The points here are summarised from an interview with Howard Ward (Gabelli Funds) conducted by Kirk Kazanjian in his book Wizards of Wall Street.
Without question, 1992 and 1993 both were difficult years for you [Aside: drug stocks hammered due to health-care spending concerns + threat of federal health-care and drug-price regulation when the Clintons took office. Philip Morris in April 1993 cut the price of Marlboro cigarettes by 40% overnight. Investors clobbered not only Philip Morris, but all of the consumer staples stocks].
What did you learn during that time?
- Leading brands are valuable assets.
- All of the private label consumer-brand companies (e.g. American Safety Razor, Cott’s, Perrigo) failed to have a lasting or measurable impact on the blue chip multinationals (e.g. Gillete, P&G, Coke, Philip Morris).
How do you figure out how much you’re willing to pay for a stock?
- Developed an earnings valuatino model that tells me what the logical price for a stock is, using a five-year time horizon (don’t work well for cyclical stocks).
- Take the current year’s earnings estimate, grow the earnings by 5 years using a 5-year growth rate.
- Then look at what kind of P/E multiple the market is willing to pay for the stock in 5 years time. Typically will use a P/E number that’s 10% lower than what the market is currently paying and won’t use any multiple that exceeds 30.
- Multiply the year 5 earnings with the year 5 P/E to get the stock price 5 years later.
- Discount that number back for 5 years using the 10-year Treasury rate + 2%. The +2% part is the equity risk premium.
- The discounted present value is the fair value of the stock.
Do you sell when it reaches your target price?
- No. From experience, a stock that is rising rapidly is frequently a leading indicator of an up-side earnings surprise.
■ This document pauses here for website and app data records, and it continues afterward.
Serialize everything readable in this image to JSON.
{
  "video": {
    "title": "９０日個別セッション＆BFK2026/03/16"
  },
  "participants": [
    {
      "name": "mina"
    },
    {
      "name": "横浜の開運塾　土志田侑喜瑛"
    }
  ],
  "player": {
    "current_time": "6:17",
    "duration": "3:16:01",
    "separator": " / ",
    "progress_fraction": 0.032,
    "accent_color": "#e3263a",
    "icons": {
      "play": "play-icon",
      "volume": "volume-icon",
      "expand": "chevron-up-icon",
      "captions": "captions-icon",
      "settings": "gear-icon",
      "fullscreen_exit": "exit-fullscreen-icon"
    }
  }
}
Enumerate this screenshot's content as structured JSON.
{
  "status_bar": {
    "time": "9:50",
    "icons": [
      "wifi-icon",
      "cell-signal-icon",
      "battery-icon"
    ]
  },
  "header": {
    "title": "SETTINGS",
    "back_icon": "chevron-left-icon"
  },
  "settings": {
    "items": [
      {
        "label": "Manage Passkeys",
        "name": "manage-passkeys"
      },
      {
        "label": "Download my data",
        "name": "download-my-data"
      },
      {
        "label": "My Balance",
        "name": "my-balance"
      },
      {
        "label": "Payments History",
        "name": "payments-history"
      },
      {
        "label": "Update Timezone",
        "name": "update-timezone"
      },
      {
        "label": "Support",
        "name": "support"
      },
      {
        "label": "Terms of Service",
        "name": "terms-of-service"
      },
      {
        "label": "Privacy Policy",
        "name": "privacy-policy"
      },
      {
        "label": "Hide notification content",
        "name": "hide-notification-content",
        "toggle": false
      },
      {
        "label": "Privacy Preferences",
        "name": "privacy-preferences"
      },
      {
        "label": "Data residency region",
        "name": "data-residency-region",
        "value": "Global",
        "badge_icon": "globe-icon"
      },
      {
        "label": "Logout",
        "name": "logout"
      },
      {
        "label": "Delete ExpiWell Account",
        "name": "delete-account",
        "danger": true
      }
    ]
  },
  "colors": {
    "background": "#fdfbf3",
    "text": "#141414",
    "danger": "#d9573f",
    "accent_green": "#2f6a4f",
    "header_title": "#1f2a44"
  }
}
- Don’t typically start reducing a position until the stock is at least 10% overvalued.
- Won’t eliminate a position until its about 20% overvalued.